The drug, developed decades ago by controversial Texas physician Dr. Stanislaw R. Burzynski and named “antineoplastons,” was banned by the FDA as part of the fallout from Burzynski’s 1995 indictment on multiple charges connected to allegations he violated the federal Food, Drug and Cosmetic Act.

But dozens of cancer survivors who say Burzynski’s drug saved their lives inspired McKenzie’s parents, Ron and Dianne Lowe, to travel two months ago to Texas to meet Burzynski and ask for his help.

The result was the launch of an online and in-person petition drive that’s more than challenging: The family needs at least 100,000 signatures before the federal government will consider McKenzie’s case.

“The Lowes are fighting for their terminally ill little girl, and they deserve the right to explore treatment options that may help her continue to fight her cancer,” Ayotte wrote to FDA commissioner Margaret Hamburg. “Whether or not a terminally ill child is able to receive certain types of care should be a decision made by the family.
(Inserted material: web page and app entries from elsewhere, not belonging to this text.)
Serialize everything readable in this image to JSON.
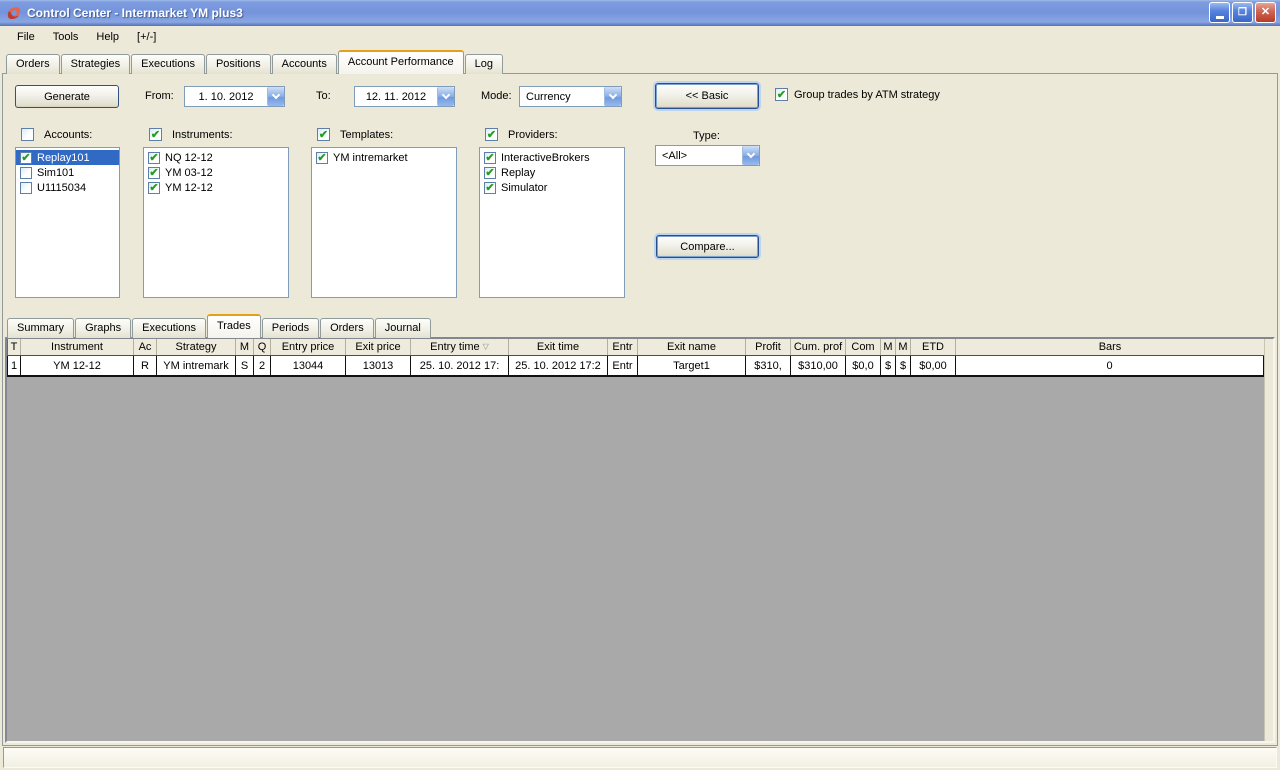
{
  "window": {
    "title": "Control Center - Intermarket YM plus3",
    "buttons": {
      "minimize": "minimize",
      "restore": "restore",
      "close": "close"
    }
  },
  "menu": {
    "items": [
      "File",
      "Tools",
      "Help",
      "[+/-]"
    ]
  },
  "main_tabs": {
    "items": [
      {
        "label": "Orders",
        "active": false
      },
      {
        "label": "Strategies",
        "active": false
      },
      {
        "label": "Executions",
        "active": false
      },
      {
        "label": "Positions",
        "active": false
      },
      {
        "label": "Accounts",
        "active": false
      },
      {
        "label": "Account Performance",
        "active": true
      },
      {
        "label": "Log",
        "active": false
      }
    ]
  },
  "toolbar": {
    "generate_label": "Generate",
    "from_label": "From:",
    "from_value": "1. 10. 2012",
    "to_label": "To:",
    "to_value": "12. 11. 2012",
    "mode_label": "Mode:",
    "mode_value": "Currency",
    "basic_label": "<< Basic",
    "group_checkbox_label": "Group trades by ATM strategy",
    "group_checked": true
  },
  "filters": {
    "accounts": {
      "label": "Accounts:",
      "checked": false,
      "items": [
        {
          "label": "Replay101",
          "checked": true,
          "selected": true
        },
        {
          "label": "Sim101",
          "checked": false,
          "selected": false
        },
        {
          "label": "U1115034",
          "checked": false,
          "selected": false
        }
      ]
    },
    "instruments": {
      "label": "Instruments:",
      "checked": true,
      "items": [
        {
          "label": "NQ 12-12",
          "checked": true,
          "selected": false
        },
        {
          "label": "YM 03-12",
          "checked": true,
          "selected": false
        },
        {
          "label": "YM 12-12",
          "checked": true,
          "selected": false
        }
      ]
    },
    "templates": {
      "label": "Templates:",
      "checked": true,
      "items": [
        {
          "label": "YM intremarket",
          "checked": true,
          "selected": false
        }
      ]
    },
    "providers": {
      "label": "Providers:",
      "checked": true,
      "items": [
        {
          "label": "InteractiveBrokers",
          "checked": true,
          "selected": false
        },
        {
          "label": "Replay",
          "checked": true,
          "selected": false
        },
        {
          "label": "Simulator",
          "checked": true,
          "selected": false
        }
      ]
    },
    "type": {
      "label": "Type:",
      "value": "<All>"
    },
    "compare_label": "Compare..."
  },
  "sub_tabs": {
    "items": [
      {
        "label": "Summary",
        "active": false
      },
      {
        "label": "Graphs",
        "active": false
      },
      {
        "label": "Executions",
        "active": false
      },
      {
        "label": "Trades",
        "active": true
      },
      {
        "label": "Periods",
        "active": false
      },
      {
        "label": "Orders",
        "active": false
      },
      {
        "label": "Journal",
        "active": false
      }
    ]
  },
  "trades_table": {
    "columns": [
      "T",
      "Instrument",
      "Ac",
      "Strategy",
      "M",
      "Q",
      "Entry price",
      "Exit price",
      "Entry time",
      "Exit time",
      "Entr",
      "Exit name",
      "Profit",
      "Cum. prof",
      "Com",
      "M",
      "M",
      "ETD",
      "Bars"
    ],
    "sort_column": "Entry time",
    "rows": [
      [
        "1",
        "YM 12-12",
        "R",
        "YM intremark",
        "S",
        "2",
        "13044",
        "13013",
        "25. 10. 2012 17:",
        "25. 10. 2012 17:2",
        "Entr",
        "Target1",
        "$310,",
        "$310,00",
        "$0,0",
        "$",
        "$",
        "$0,00",
        "0"
      ]
    ]
  },
  "colors": {
    "titlebar_blue": "#7493da",
    "active_tab_accent": "#e5a01a",
    "selection_blue": "#316ac5",
    "check_green": "#21a121",
    "grid_empty_gray": "#a9a9a9",
    "window_beige": "#ece9d8"
  }
}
I would hope the FDA would not stand in the way when no other treatment options are available for an already terminally ill child.”
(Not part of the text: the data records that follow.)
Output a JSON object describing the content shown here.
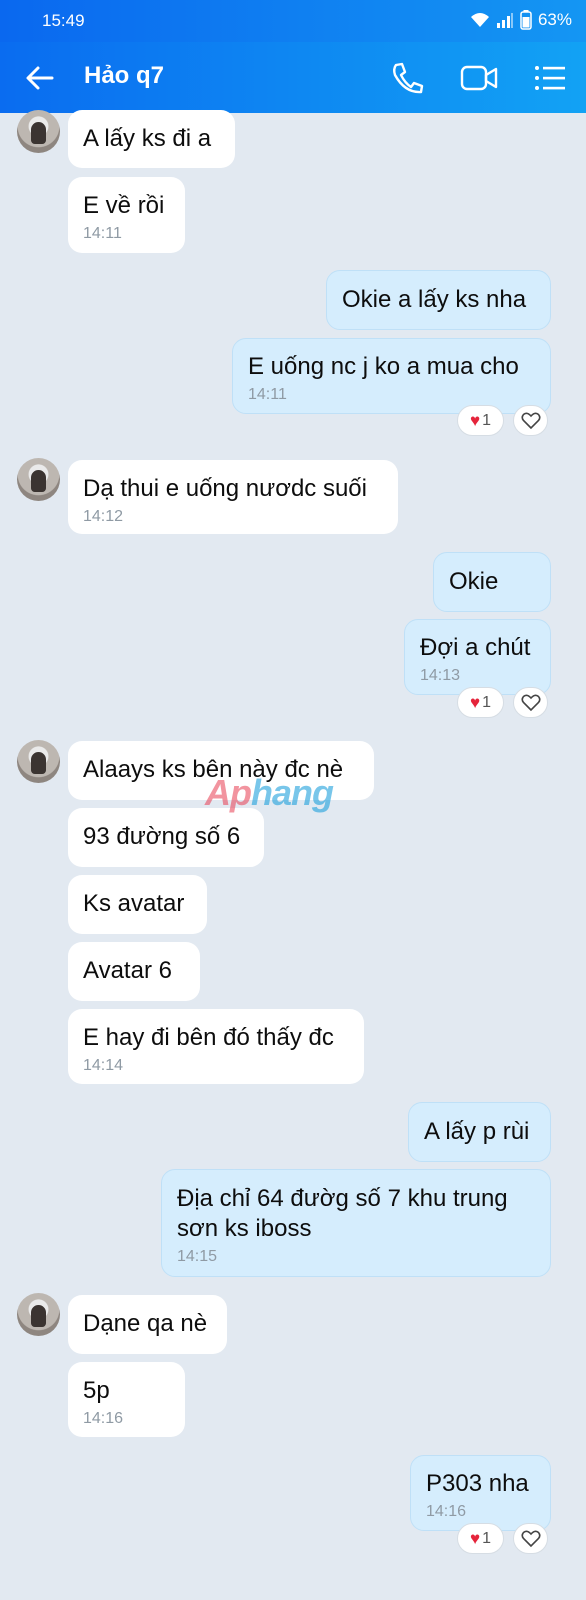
{
  "status": {
    "time": "15:49",
    "battery": "63%"
  },
  "header": {
    "title": "Hảo q7"
  },
  "messages": [
    {
      "text": "A lấy ks đi a"
    },
    {
      "text": "E về rồi",
      "time": "14:11"
    },
    {
      "text": "Okie a lấy ks nha"
    },
    {
      "text": "E uống nc j ko a mua cho",
      "time": "14:11",
      "reaction_count": "1"
    },
    {
      "text": "Dạ thui e uống nươdc suối",
      "time": "14:12"
    },
    {
      "text": "Okie"
    },
    {
      "text": "Đợi a chút",
      "time": "14:13",
      "reaction_count": "1"
    },
    {
      "text": "Alaays ks bên này đc nè"
    },
    {
      "text": "93 đường số 6"
    },
    {
      "text": "Ks avatar"
    },
    {
      "text": "Avatar 6"
    },
    {
      "text": "E hay đi bên đó thấy đc",
      "time": "14:14"
    },
    {
      "text": "A lấy p rùi"
    },
    {
      "text": "Địa chỉ 64 đườg số 7 khu trung\nsơn ks iboss",
      "time": "14:15"
    },
    {
      "text": "Dạne qa nè"
    },
    {
      "text": "5p",
      "time": "14:16"
    },
    {
      "text": "P303 nha",
      "time": "14:16",
      "reaction_count": "1"
    }
  ],
  "watermark": {
    "part1": "Ap",
    "part2": "hang"
  },
  "colors": {
    "header": "#0a6cf0",
    "outgoing_bubble": "#d5edfd",
    "incoming_bubble": "#ffffff",
    "background": "#e2e9f1"
  }
}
Ayotte is one of 34,000 people worldwide who have signed the petition, according to Ayotte’s office.

It was only two weeks ago, Dianne Lowe said, that reaching such a number so quickly seemed impossible.
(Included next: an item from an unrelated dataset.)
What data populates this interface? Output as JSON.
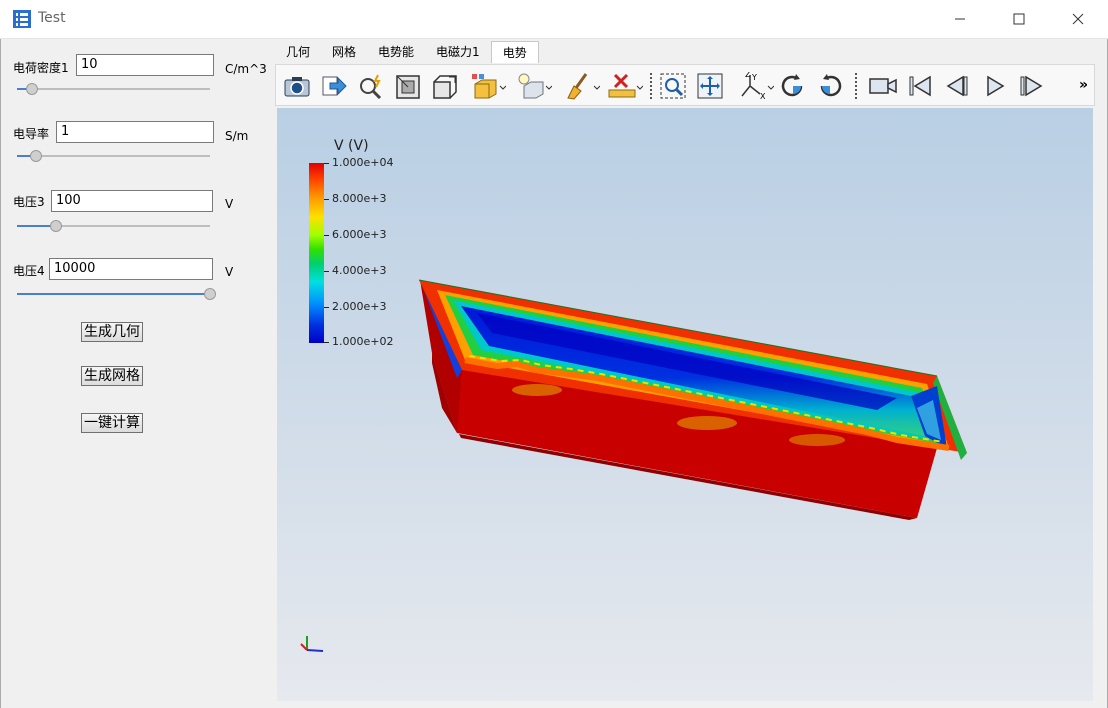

“At first it was just New Hampshire and Massachusetts,” she said of people who signed the online petition, which can be found at www.change.org, and then searching for “McKenzie Lowe.”

“But then it suddenly went viral. There have been 4,000 new (signatures) just today,” she said Tuesday afternoon.

It was McKenzie’s grandfather, Frank LaFountain, who reached out to Ayotte, Lowe said. “He contacted her the other day. He’s been doing so much for McKenzie.”

Ayotte, in her letter to Hamburg, painted a picture of McKenzie as “just like many typical sixth graders in New Hampshire,” except she has the added challenge of battling the condition whose clinical name, diffuse intrinsic pontine glioma, means her tumor is located in the pons, or middle, of the brain stem, which connects the cerebrum with the spinal cord.

The majority of such tumors, according to the American Brain Tumor Association, are diffusely infiltrating, meaning they grow amid the nerves, and are therefore, unable to be surgically removed.

Meanwhile, McKenzie, who was diagnosed a year ago, continues to be upbeat and, according to her mother, is feeling pretty good right now.

“She’s pretty excited watching the numbers keep going up,” Dianne Lowe said of the family’s online petition-watch. “Seeing so many people wanting to help makes her feel really special.”

Dean Shalhoup can be reached at 594-6443 or dshalhoup@nashuatelegraph.com. Also, follow Shalhoup on Twitter (@Telegraph_DeanS).